INFORMATION SHOWN START

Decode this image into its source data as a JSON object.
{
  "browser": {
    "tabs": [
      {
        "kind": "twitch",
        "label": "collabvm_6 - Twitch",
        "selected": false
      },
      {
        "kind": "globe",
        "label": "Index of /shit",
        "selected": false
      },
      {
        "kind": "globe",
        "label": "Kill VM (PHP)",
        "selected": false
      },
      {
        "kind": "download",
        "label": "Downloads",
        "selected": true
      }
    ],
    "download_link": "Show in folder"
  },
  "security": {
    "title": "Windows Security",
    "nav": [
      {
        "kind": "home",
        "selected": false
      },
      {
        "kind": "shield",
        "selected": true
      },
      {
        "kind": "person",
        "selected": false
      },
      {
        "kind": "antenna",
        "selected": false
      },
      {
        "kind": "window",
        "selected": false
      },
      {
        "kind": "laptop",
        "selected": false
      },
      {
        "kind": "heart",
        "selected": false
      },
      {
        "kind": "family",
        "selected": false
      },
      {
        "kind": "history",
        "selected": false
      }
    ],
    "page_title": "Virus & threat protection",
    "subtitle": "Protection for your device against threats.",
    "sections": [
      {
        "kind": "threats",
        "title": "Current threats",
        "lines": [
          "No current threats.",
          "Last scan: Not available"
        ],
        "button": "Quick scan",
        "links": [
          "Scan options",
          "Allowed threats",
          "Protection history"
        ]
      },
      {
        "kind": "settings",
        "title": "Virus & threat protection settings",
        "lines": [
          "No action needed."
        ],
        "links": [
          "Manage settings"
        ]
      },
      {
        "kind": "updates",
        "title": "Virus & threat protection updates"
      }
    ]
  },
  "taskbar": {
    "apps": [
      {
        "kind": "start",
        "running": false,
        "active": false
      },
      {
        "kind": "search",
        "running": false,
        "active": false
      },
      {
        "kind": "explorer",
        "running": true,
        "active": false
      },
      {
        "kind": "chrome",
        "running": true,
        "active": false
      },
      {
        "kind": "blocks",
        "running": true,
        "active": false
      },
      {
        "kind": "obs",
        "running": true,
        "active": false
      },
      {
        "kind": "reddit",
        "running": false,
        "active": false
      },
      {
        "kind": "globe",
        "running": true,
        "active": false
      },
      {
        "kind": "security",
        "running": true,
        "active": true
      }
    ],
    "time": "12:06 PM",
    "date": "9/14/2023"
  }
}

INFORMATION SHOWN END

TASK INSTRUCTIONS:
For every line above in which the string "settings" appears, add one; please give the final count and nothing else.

EXERCISE RESULT:
3